TASK DETAILS - Write out the records word for word.

[Page and application data records]
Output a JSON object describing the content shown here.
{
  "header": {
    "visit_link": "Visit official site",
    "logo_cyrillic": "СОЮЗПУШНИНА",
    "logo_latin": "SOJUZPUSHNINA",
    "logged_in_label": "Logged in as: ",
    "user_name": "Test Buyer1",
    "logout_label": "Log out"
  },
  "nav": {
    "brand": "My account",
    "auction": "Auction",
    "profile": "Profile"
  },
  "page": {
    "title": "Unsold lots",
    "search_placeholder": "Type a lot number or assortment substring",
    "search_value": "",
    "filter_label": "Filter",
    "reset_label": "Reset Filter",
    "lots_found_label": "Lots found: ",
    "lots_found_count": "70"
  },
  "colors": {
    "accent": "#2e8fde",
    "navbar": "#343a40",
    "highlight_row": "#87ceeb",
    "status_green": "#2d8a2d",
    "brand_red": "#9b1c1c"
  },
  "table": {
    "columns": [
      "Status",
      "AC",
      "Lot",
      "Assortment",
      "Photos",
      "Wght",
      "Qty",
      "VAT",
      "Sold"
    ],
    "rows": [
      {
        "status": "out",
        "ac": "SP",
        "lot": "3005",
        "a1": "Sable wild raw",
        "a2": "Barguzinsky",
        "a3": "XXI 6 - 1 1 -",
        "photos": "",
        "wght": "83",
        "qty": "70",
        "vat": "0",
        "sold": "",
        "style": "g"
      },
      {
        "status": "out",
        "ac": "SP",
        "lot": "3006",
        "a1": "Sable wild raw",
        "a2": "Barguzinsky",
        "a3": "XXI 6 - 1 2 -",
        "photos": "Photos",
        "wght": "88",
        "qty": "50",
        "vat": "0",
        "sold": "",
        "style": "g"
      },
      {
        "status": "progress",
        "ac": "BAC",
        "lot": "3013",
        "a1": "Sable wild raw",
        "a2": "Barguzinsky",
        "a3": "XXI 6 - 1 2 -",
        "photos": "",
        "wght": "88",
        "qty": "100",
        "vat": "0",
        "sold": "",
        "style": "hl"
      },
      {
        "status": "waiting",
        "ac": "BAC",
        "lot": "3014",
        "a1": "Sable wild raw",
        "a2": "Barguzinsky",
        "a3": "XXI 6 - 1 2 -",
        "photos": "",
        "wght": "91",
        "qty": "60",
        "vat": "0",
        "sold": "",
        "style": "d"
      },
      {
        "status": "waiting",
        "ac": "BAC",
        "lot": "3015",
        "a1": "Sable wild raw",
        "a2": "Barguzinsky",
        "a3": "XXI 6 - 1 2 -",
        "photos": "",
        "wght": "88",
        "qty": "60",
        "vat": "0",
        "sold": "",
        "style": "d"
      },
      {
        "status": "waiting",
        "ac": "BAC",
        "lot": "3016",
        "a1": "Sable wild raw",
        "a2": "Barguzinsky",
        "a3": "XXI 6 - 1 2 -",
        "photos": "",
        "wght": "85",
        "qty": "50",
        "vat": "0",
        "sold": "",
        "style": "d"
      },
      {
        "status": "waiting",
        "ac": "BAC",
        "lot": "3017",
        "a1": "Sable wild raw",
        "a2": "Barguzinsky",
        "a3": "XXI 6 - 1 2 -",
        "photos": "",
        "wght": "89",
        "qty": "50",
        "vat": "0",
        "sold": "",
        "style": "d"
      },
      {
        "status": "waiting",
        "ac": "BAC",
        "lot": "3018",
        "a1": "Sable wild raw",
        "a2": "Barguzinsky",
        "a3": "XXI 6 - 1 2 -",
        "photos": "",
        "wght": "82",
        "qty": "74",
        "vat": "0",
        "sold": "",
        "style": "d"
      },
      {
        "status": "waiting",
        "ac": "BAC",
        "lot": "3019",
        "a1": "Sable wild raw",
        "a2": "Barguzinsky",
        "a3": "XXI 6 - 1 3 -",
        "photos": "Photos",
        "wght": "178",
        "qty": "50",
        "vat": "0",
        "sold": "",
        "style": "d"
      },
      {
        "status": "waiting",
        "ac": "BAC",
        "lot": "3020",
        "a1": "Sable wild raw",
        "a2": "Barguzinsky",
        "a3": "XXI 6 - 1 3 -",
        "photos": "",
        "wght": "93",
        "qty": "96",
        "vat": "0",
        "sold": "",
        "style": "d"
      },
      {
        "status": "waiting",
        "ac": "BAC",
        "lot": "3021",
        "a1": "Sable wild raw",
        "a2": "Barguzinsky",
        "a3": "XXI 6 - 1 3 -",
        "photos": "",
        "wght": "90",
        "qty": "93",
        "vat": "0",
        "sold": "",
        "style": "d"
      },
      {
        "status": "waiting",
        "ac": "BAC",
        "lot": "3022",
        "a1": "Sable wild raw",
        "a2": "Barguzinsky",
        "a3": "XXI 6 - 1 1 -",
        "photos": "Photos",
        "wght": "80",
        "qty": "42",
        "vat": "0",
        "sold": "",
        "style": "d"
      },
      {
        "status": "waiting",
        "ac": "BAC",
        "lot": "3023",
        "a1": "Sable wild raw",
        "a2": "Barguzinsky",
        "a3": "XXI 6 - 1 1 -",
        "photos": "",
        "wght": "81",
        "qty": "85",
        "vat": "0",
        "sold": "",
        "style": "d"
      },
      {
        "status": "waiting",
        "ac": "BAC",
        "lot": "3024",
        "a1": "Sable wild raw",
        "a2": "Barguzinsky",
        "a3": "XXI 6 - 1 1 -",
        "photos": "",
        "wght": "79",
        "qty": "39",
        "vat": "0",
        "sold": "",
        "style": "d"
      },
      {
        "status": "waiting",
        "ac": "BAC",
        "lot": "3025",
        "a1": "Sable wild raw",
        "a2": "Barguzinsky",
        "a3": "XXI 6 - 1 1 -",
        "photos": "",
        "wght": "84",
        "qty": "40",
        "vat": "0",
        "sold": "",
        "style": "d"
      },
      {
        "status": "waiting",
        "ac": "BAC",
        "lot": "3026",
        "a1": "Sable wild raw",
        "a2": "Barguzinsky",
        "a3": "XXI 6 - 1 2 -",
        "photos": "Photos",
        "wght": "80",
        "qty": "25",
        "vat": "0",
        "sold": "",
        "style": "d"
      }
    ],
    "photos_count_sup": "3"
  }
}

EXERCISE SOLUTION -
Output a JSON object describing the content shown here.
{
  "header": {
    "visit_link": "Visit official site",
    "logo_cyrillic": "СОЮЗПУШНИНА",
    "logo_latin": "SOJUZPUSHNINA",
    "logged_in_label": "Logged in as: ",
    "user_name": "Test Buyer1",
    "logout_label": "Log out"
  },
  "nav": {
    "brand": "My account",
    "auction": "Auction",
    "profile": "Profile"
  },
  "page": {
    "title": "Unsold lots",
    "search_placeholder": "Type a lot number or assortment substring",
    "search_value": "",
    "filter_label": "Filter",
    "reset_label": "Reset Filter",
    "lots_found_label": "Lots found: ",
    "lots_found_count": "70"
  },
  "colors": {
    "accent": "#2e8fde",
    "navbar": "#343a40",
    "highlight_row": "#87ceeb",
    "status_green": "#2d8a2d",
    "brand_red": "#9b1c1c"
  },
  "table": {
    "columns": [
      "Status",
      "AC",
      "Lot",
      "Assortment",
      "Photos",
      "Wght",
      "Qty",
      "VAT",
      "Sold"
    ],
    "rows": [
      {
        "status": "out",
        "ac": "SP",
        "lot": "3005",
        "a1": "Sable wild raw",
        "a2": "Barguzinsky",
        "a3": "XXI 6 - 1 1 -",
        "photos": "",
        "wght": "83",
        "qty": "70",
        "vat": "0",
        "sold": "",
        "style": "g"
      },
      {
        "status": "out",
        "ac": "SP",
        "lot": "3006",
        "a1": "Sable wild raw",
        "a2": "Barguzinsky",
        "a3": "XXI 6 - 1 2 -",
        "photos": "Photos",
        "wght": "88",
        "qty": "50",
        "vat": "0",
        "sold": "",
        "style": "g"
      },
      {
        "status": "progress",
        "ac": "BAC",
        "lot": "3013",
        "a1": "Sable wild raw",
        "a2": "Barguzinsky",
        "a3": "XXI 6 - 1 2 -",
        "photos": "",
        "wght": "88",
        "qty": "100",
        "vat": "0",
        "sold": "",
        "style": "hl"
      },
      {
        "status": "waiting",
        "ac": "BAC",
        "lot": "3014",
        "a1": "Sable wild raw",
        "a2": "Barguzinsky",
        "a3": "XXI 6 - 1 2 -",
        "photos": "",
        "wght": "91",
        "qty": "60",
        "vat": "0",
        "sold": "",
        "style": "d"
      },
      {
        "status": "waiting",
        "ac": "BAC",
        "lot": "3015",
        "a1": "Sable wild raw",
        "a2": "Barguzinsky",
        "a3": "XXI 6 - 1 2 -",
        "photos": "",
        "wght": "88",
        "qty": "60",
        "vat": "0",
        "sold": "",
        "style": "d"
      },
      {
        "status": "waiting",
        "ac": "BAC",
        "lot": "3016",
        "a1": "Sable wild raw",
        "a2": "Barguzinsky",
        "a3": "XXI 6 - 1 2 -",
        "photos": "",
        "wght": "85",
        "qty": "50",
        "vat": "0",
        "sold": "",
        "style": "d"
      },
      {
        "status": "waiting",
        "ac": "BAC",
        "lot": "3017",
        "a1": "Sable wild raw",
        "a2": "Barguzinsky",
        "a3": "XXI 6 - 1 2 -",
        "photos": "",
        "wght": "89",
        "qty": "50",
        "vat": "0",
        "sold": "",
        "style": "d"
      },
      {
        "status": "waiting",
        "ac": "BAC",
        "lot": "3018",
        "a1": "Sable wild raw",
        "a2": "Barguzinsky",
        "a3": "XXI 6 - 1 2 -",
        "photos": "",
        "wght": "82",
        "qty": "74",
        "vat": "0",
        "sold": "",
        "style": "d"
      },
      {
        "status": "waiting",
        "ac": "BAC",
        "lot": "3019",
        "a1": "Sable wild raw",
        "a2": "Barguzinsky",
        "a3": "XXI 6 - 1 3 -",
        "photos": "Photos",
        "wght": "178",
        "qty": "50",
        "vat": "0",
        "sold": "",
        "style": "d"
      },
      {
        "status": "waiting",
        "ac": "BAC",
        "lot": "3020",
        "a1": "Sable wild raw",
        "a2": "Barguzinsky",
        "a3": "XXI 6 - 1 3 -",
        "photos": "",
        "wght": "93",
        "qty": "96",
        "vat": "0",
        "sold": "",
        "style": "d"
      },
      {
        "status": "waiting",
        "ac": "BAC",
        "lot": "3021",
        "a1": "Sable wild raw",
        "a2": "Barguzinsky",
        "a3": "XXI 6 - 1 3 -",
        "photos": "",
        "wght": "90",
        "qty": "93",
        "vat": "0",
        "sold": "",
        "style": "d"
      },
      {
        "status": "waiting",
        "ac": "BAC",
        "lot": "3022",
        "a1": "Sable wild raw",
        "a2": "Barguzinsky",
        "a3": "XXI 6 - 1 1 -",
        "photos": "Photos",
        "wght": "80",
        "qty": "42",
        "vat": "0",
        "sold": "",
        "style": "d"
      },
      {
        "status": "waiting",
        "ac": "BAC",
        "lot": "3023",
        "a1": "Sable wild raw",
        "a2": "Barguzinsky",
        "a3": "XXI 6 - 1 1 -",
        "photos": "",
        "wght": "81",
        "qty": "85",
        "vat": "0",
        "sold": "",
        "style": "d"
      },
      {
        "status": "waiting",
        "ac": "BAC",
        "lot": "3024",
        "a1": "Sable wild raw",
        "a2": "Barguzinsky",
        "a3": "XXI 6 - 1 1 -",
        "photos": "",
        "wght": "79",
        "qty": "39",
        "vat": "0",
        "sold": "",
        "style": "d"
      },
      {
        "status": "waiting",
        "ac": "BAC",
        "lot": "3025",
        "a1": "Sable wild raw",
        "a2": "Barguzinsky",
        "a3": "XXI 6 - 1 1 -",
        "photos": "",
        "wght": "84",
        "qty": "40",
        "vat": "0",
        "sold": "",
        "style": "d"
      },
      {
        "status": "waiting",
        "ac": "BAC",
        "lot": "3026",
        "a1": "Sable wild raw",
        "a2": "Barguzinsky",
        "a3": "XXI 6 - 1 2 -",
        "photos": "Photos",
        "wght": "80",
        "qty": "25",
        "vat": "0",
        "sold": "",
        "style": "d"
      }
    ],
    "photos_count_sup": "3"
  }
}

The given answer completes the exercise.